Translation: This isn’t exactly jargon, because food aid is exactly what it sounds like. Food, given away to people who need it. It may be given in a food-for-work scheme, where the donor has people do work for the common good such as digging latrines or rebuilding schools in return for the food. It may just be distributed according to some criteria about who is sufficiently in need (very often female-headed households).
The thing about food aid, though, is it is almost never locally purchased. It is generally produced in the donor country, and purchased from those domestic farmers, then shipped abroad as food aid. This supports a domestic market and farmers in the donor country. If food is purchased in the recipient country from local markets, we usually don’t call it food aid.

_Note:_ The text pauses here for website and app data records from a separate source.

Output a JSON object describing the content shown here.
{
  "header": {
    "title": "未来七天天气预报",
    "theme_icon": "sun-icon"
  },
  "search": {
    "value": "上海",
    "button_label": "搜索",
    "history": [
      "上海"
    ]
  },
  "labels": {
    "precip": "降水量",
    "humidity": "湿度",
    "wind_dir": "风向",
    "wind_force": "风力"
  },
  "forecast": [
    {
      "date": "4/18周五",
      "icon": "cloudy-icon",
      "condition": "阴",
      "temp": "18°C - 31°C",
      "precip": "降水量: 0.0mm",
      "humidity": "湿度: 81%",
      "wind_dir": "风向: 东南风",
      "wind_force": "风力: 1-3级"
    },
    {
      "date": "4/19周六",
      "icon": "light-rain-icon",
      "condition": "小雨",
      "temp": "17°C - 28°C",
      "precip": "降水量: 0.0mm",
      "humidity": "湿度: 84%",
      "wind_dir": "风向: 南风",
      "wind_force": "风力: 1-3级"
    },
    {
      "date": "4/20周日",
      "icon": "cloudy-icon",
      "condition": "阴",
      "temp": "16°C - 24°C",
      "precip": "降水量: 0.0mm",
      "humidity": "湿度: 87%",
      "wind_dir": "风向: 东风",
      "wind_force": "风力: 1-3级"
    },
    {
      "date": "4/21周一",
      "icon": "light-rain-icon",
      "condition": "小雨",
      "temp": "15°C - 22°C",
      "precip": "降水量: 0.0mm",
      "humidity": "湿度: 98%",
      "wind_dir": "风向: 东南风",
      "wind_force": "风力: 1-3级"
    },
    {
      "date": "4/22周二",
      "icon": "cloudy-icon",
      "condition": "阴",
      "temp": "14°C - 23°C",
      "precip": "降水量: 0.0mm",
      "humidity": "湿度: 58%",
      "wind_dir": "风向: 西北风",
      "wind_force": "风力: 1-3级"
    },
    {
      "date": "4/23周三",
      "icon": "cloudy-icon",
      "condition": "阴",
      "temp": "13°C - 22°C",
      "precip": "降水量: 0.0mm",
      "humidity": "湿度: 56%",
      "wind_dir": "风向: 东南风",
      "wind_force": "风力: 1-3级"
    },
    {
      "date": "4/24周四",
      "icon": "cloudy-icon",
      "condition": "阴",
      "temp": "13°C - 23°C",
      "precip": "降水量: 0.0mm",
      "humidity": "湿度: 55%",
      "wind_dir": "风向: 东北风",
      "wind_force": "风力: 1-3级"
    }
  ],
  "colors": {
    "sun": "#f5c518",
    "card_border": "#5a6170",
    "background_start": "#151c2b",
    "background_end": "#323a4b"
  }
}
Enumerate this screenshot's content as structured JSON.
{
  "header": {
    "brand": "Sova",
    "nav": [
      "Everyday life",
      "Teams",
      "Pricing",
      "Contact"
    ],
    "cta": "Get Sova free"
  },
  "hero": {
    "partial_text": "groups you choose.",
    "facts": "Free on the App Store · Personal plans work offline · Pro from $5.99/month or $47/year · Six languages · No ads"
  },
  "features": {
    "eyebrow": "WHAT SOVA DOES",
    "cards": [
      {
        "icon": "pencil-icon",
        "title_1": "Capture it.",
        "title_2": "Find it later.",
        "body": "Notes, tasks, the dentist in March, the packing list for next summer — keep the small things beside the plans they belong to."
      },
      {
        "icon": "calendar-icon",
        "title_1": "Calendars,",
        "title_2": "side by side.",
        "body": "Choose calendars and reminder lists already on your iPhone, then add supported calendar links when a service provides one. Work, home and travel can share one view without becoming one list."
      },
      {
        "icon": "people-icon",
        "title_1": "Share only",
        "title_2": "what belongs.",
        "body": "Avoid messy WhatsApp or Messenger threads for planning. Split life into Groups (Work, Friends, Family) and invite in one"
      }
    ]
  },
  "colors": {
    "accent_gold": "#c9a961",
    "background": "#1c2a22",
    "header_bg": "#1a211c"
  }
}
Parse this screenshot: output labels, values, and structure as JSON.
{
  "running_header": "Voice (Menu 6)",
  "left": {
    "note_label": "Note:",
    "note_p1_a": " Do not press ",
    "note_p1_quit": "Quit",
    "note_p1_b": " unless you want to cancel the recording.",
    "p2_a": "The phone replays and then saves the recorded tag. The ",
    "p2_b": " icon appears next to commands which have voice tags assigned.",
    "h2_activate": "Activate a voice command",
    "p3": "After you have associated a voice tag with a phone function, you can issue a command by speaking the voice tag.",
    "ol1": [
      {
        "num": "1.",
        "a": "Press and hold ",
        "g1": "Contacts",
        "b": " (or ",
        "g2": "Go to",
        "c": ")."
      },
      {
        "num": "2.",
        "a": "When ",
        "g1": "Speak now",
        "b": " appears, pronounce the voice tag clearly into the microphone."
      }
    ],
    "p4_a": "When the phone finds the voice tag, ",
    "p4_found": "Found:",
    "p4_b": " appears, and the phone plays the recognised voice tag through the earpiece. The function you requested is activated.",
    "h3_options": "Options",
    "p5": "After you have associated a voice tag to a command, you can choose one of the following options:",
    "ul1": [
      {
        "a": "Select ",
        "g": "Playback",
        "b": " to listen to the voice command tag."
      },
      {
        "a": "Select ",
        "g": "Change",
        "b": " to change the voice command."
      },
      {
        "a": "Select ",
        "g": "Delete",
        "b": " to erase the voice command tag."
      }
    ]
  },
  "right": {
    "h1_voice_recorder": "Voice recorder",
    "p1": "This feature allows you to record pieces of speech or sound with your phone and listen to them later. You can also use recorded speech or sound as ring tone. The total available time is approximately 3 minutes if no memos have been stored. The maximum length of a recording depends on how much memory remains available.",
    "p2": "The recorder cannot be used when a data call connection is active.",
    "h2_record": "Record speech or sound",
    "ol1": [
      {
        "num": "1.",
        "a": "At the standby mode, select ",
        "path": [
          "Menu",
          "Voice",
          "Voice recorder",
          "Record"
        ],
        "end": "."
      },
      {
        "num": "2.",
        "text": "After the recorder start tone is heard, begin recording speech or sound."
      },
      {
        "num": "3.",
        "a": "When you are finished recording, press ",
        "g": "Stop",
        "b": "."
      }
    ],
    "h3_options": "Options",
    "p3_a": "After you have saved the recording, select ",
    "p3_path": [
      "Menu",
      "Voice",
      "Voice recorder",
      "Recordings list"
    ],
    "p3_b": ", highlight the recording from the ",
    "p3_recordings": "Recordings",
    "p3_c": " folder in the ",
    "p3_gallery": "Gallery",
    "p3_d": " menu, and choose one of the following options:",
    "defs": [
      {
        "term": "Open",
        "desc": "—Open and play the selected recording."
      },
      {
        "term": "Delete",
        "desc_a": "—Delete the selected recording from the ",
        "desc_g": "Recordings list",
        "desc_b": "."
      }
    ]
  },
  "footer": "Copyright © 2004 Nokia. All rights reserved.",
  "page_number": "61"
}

We just call it hunger relief, or “an effort to improve food security.”